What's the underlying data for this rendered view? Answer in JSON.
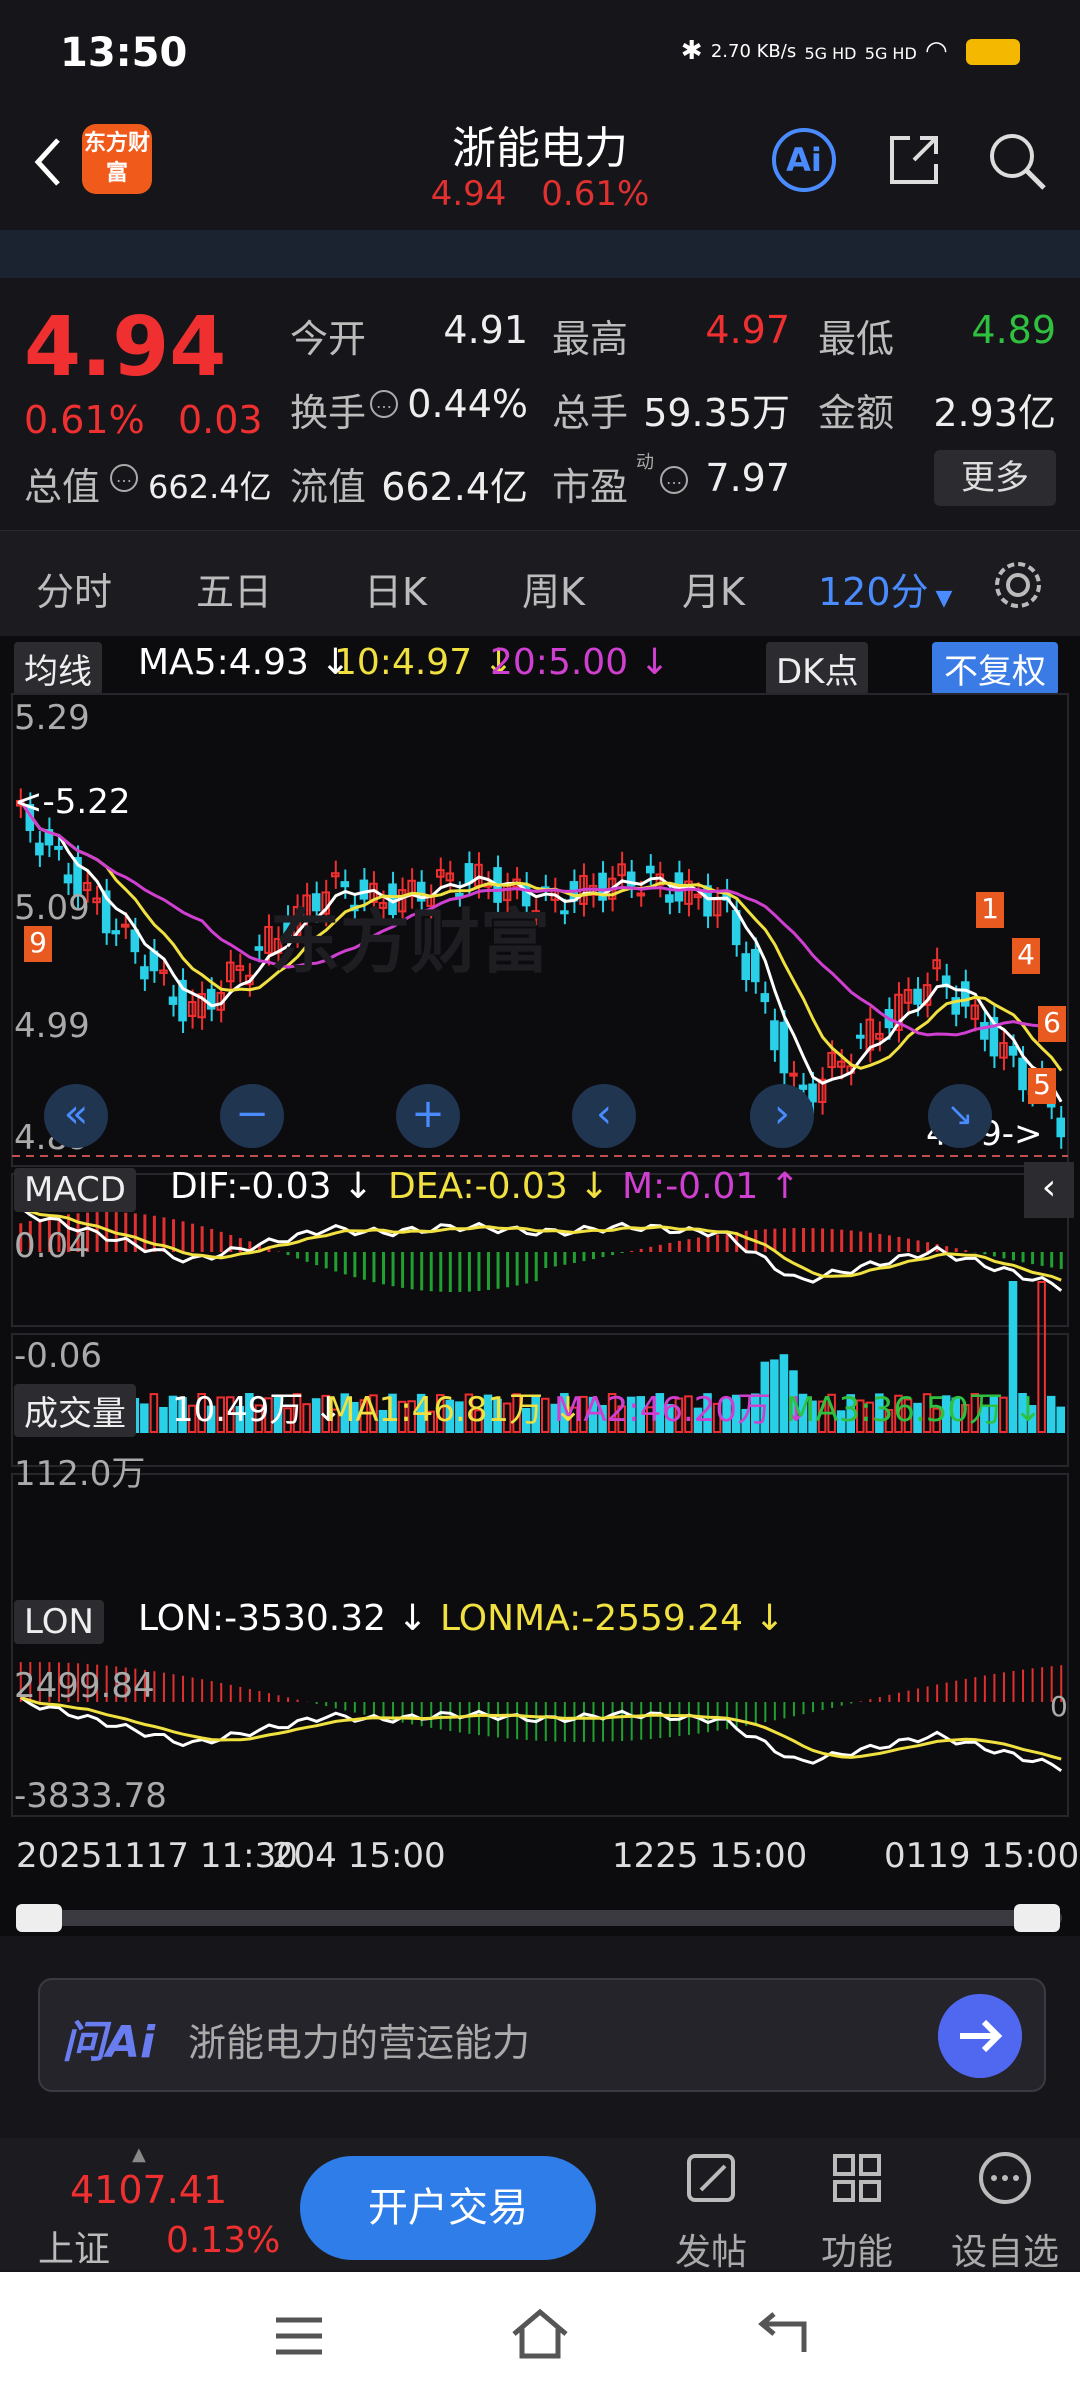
{
  "status": {
    "time": "13:50",
    "speed": "2.70\nKB/s",
    "net1": "5G HD",
    "net2": "5G HD"
  },
  "header": {
    "logo": "东方财富",
    "title": "浙能电力",
    "price": "4.94",
    "change_pct": "0.61%",
    "ai_label": "Ai"
  },
  "quote": {
    "price": "4.94",
    "change_pct": "0.61%",
    "change": "0.03",
    "open_label": "今开",
    "open": "4.91",
    "high_label": "最高",
    "high": "4.97",
    "low_label": "最低",
    "low": "4.89",
    "turnover_label": "换手",
    "turnover": "0.44%",
    "volume_label": "总手",
    "volume": "59.35万",
    "amount_label": "金额",
    "amount": "2.93亿",
    "mktcap_label": "总值",
    "mktcap": "662.4亿",
    "float_label": "流值",
    "float_cap": "662.4亿",
    "pe_label": "市盈",
    "pe_sup": "动",
    "pe": "7.97",
    "more": "更多"
  },
  "tabs": [
    "分时",
    "五日",
    "日K",
    "周K",
    "月K",
    "120分"
  ],
  "chart": {
    "ma_chip": "均线",
    "ma5": "MA5:4.93 ↓",
    "ma10": "10:4.97 ↓",
    "ma20": "20:5.00 ↓",
    "dk": "DK点",
    "fq": "不复权",
    "y_top": "5.29",
    "y_mid": "5.09",
    "y_low": "4.99",
    "y_bot": "4.89",
    "hi_marker": "<-5.22",
    "lo_marker": "4.89->",
    "badge_9": "9",
    "badge_1": "1",
    "badge_4": "4",
    "badge_6": "6",
    "badge_5": "5",
    "watermark": "东方财富",
    "macd_chip": "MACD",
    "dif": "DIF:-0.03 ↓",
    "dea": "DEA:-0.03 ↓",
    "m": "M:-0.01 ↑",
    "macd_top": "0.04",
    "macd_bot": "-0.06",
    "vol_chip": "成交量",
    "vol": "10.49万 ↓",
    "vma1": "MA1:46.81万 ↓",
    "vma2": "MA2:46.20万 ↓",
    "vma3": "MA3:36.50万 ↓",
    "vol_top": "112.0万",
    "lon_chip": "LON",
    "lon": "LON:-3530.32 ↓",
    "lonma": "LONMA:-2559.24 ↓",
    "lon_top": "2499.84",
    "lon_bot": "-3833.78",
    "lon_right": "0",
    "x1": "20251117 11:30",
    "x1b": "204 15:00",
    "x2": "1225 15:00",
    "x3": "0119 15:00"
  },
  "ask": {
    "logo": "问Ai",
    "text": "浙能电力的营运能力"
  },
  "bottom": {
    "index_value": "4107.41",
    "index_name": "上证",
    "index_change": "0.13%",
    "trade": "开户交易",
    "post": "发帖",
    "func": "功能",
    "watch": "设自选"
  },
  "colors": {
    "up": "#f03030",
    "down": "#2ad0e8",
    "ma5": "#ffffff",
    "ma10": "#f0e040",
    "ma20": "#d040d0",
    "accent": "#3a7be6"
  }
}
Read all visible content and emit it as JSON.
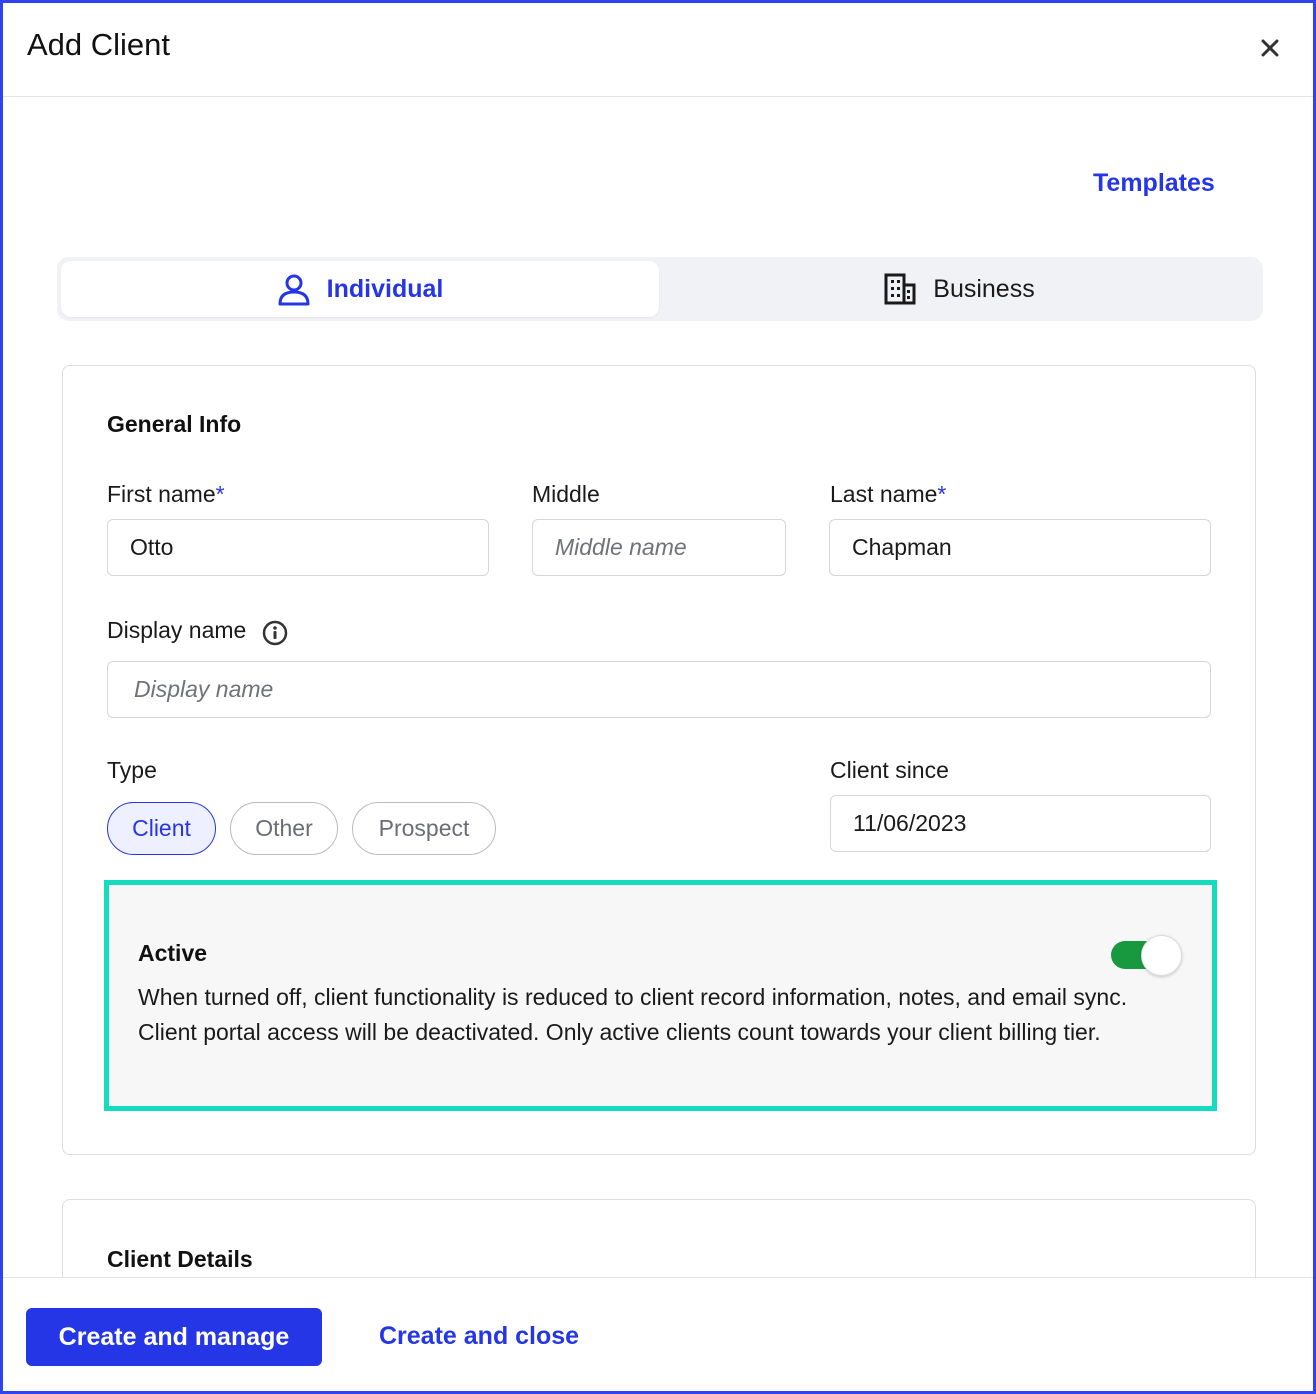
{
  "modal": {
    "title": "Add Client",
    "templates_link": "Templates"
  },
  "client_type_tabs": {
    "individual": "Individual",
    "business": "Business",
    "selected": "Individual"
  },
  "general_info": {
    "heading": "General Info",
    "first_name": {
      "label": "First name",
      "required_mark": "*",
      "value": "Otto"
    },
    "middle": {
      "label": "Middle",
      "placeholder": "Middle name",
      "value": ""
    },
    "last_name": {
      "label": "Last name",
      "required_mark": "*",
      "value": "Chapman"
    },
    "display_name": {
      "label": "Display name",
      "placeholder": "Display name",
      "value": ""
    },
    "type": {
      "label": "Type",
      "options": [
        "Client",
        "Other",
        "Prospect"
      ],
      "selected": "Client"
    },
    "client_since": {
      "label": "Client since",
      "value": "11/06/2023"
    },
    "active": {
      "title": "Active",
      "description": "When turned off, client functionality is reduced to client record information, notes, and email sync. Client portal access will be deactivated. Only active clients count towards your client billing tier.",
      "enabled": true
    }
  },
  "client_details": {
    "heading": "Client Details"
  },
  "footer": {
    "primary_button": "Create and manage",
    "secondary_link": "Create and close"
  },
  "colors": {
    "accent": "#2536e6",
    "toggle_on": "#18993f",
    "highlight_border": "#14dcbf",
    "frame_border": "#2f44f0"
  },
  "icons": {
    "close": "close-icon",
    "individual": "user-icon",
    "business": "building-icon",
    "display_name_info": "info-icon"
  }
}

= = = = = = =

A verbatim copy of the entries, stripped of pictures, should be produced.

TASK OUTPUT:
What's the underlying data for this rendered view? Answer in JSON.
{
  "status": {
    "time": "13:50",
    "speed": "2.70\nKB/s",
    "net1": "5G HD",
    "net2": "5G HD"
  },
  "header": {
    "logo": "东方财富",
    "title": "浙能电力",
    "price": "4.94",
    "change_pct": "0.61%",
    "ai_label": "Ai"
  },
  "quote": {
    "price": "4.94",
    "change_pct": "0.61%",
    "change": "0.03",
    "open_label": "今开",
    "open": "4.91",
    "high_label": "最高",
    "high": "4.97",
    "low_label": "最低",
    "low": "4.89",
    "turnover_label": "换手",
    "turnover": "0.44%",
    "volume_label": "总手",
    "volume": "59.35万",
    "amount_label": "金额",
    "amount": "2.93亿",
    "mktcap_label": "总值",
    "mktcap": "662.4亿",
    "float_label": "流值",
    "float_cap": "662.4亿",
    "pe_label": "市盈",
    "pe_sup": "动",
    "pe": "7.97",
    "more": "更多"
  },
  "tabs": [
    "分时",
    "五日",
    "日K",
    "周K",
    "月K",
    "120分"
  ],
  "chart": {
    "ma_chip": "均线",
    "ma5": "MA5:4.93 ↓",
    "ma10": "10:4.97 ↓",
    "ma20": "20:5.00 ↓",
    "dk": "DK点",
    "fq": "不复权",
    "y_top": "5.29",
    "y_mid": "5.09",
    "y_low": "4.99",
    "y_bot": "4.89",
    "hi_marker": "<-5.22",
    "lo_marker": "4.89->",
    "badge_9": "9",
    "badge_1": "1",
    "badge_4": "4",
    "badge_6": "6",
    "badge_5": "5",
    "watermark": "东方财富",
    "macd_chip": "MACD",
    "dif": "DIF:-0.03 ↓",
    "dea": "DEA:-0.03 ↓",
    "m": "M:-0.01 ↑",
    "macd_top": "0.04",
    "macd_bot": "-0.06",
    "vol_chip": "成交量",
    "vol": "10.49万 ↓",
    "vma1": "MA1:46.81万 ↓",
    "vma2": "MA2:46.20万 ↓",
    "vma3": "MA3:36.50万 ↓",
    "vol_top": "112.0万",
    "lon_chip": "LON",
    "lon": "LON:-3530.32 ↓",
    "lonma": "LONMA:-2559.24 ↓",
    "lon_top": "2499.84",
    "lon_bot": "-3833.78",
    "lon_right": "0",
    "x1": "20251117 11:30",
    "x1b": "204 15:00",
    "x2": "1225 15:00",
    "x3": "0119 15:00"
  },
  "ask": {
    "logo": "问Ai",
    "text": "浙能电力的营运能力"
  },
  "bottom": {
    "index_value": "4107.41",
    "index_name": "上证",
    "index_change": "0.13%",
    "trade": "开户交易",
    "post": "发帖",
    "func": "功能",
    "watch": "设自选"
  },
  "colors": {
    "up": "#f03030",
    "down": "#2ad0e8",
    "ma5": "#ffffff",
    "ma10": "#f0e040",
    "ma20": "#d040d0",
    "accent": "#3a7be6"
  }
}
Read all visible content and emit it as JSON.
{
  "modal": {
    "title": "Add Client",
    "templates_link": "Templates"
  },
  "client_type_tabs": {
    "individual": "Individual",
    "business": "Business",
    "selected": "Individual"
  },
  "general_info": {
    "heading": "General Info",
    "first_name": {
      "label": "First name",
      "required_mark": "*",
      "value": "Otto"
    },
    "middle": {
      "label": "Middle",
      "placeholder": "Middle name",
      "value": ""
    },
    "last_name": {
      "label": "Last name",
      "required_mark": "*",
      "value": "Chapman"
    },
    "display_name": {
      "label": "Display name",
      "placeholder": "Display name",
      "value": ""
    },
    "type": {
      "label": "Type",
      "options": [
        "Client",
        "Other",
        "Prospect"
      ],
      "selected": "Client"
    },
    "client_since": {
      "label": "Client since",
      "value": "11/06/2023"
    },
    "active": {
      "title": "Active",
      "description": "When turned off, client functionality is reduced to client record information, notes, and email sync. Client portal access will be deactivated. Only active clients count towards your client billing tier.",
      "enabled": true
    }
  },
  "client_details": {
    "heading": "Client Details"
  },
  "footer": {
    "primary_button": "Create and manage",
    "secondary_link": "Create and close"
  },
  "colors": {
    "accent": "#2536e6",
    "toggle_on": "#18993f",
    "highlight_border": "#14dcbf",
    "frame_border": "#2f44f0"
  },
  "icons": {
    "close": "close-icon",
    "individual": "user-icon",
    "business": "building-icon",
    "display_name_info": "info-icon"
  }
}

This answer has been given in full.